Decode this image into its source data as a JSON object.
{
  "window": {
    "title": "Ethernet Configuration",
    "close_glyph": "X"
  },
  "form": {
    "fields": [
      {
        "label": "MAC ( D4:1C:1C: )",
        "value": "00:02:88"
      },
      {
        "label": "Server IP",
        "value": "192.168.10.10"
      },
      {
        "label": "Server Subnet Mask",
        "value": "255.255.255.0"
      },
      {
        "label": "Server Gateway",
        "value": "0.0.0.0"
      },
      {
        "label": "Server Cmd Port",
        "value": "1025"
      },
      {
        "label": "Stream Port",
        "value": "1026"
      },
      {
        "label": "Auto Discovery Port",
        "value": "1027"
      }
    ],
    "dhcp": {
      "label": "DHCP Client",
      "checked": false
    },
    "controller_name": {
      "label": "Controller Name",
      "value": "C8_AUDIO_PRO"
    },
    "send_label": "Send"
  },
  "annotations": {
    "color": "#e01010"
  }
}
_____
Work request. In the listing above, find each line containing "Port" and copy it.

Result for this exercise.
        "label": "Server Cmd Port",
        "label": "Stream Port",
        "label": "Auto Discovery Port",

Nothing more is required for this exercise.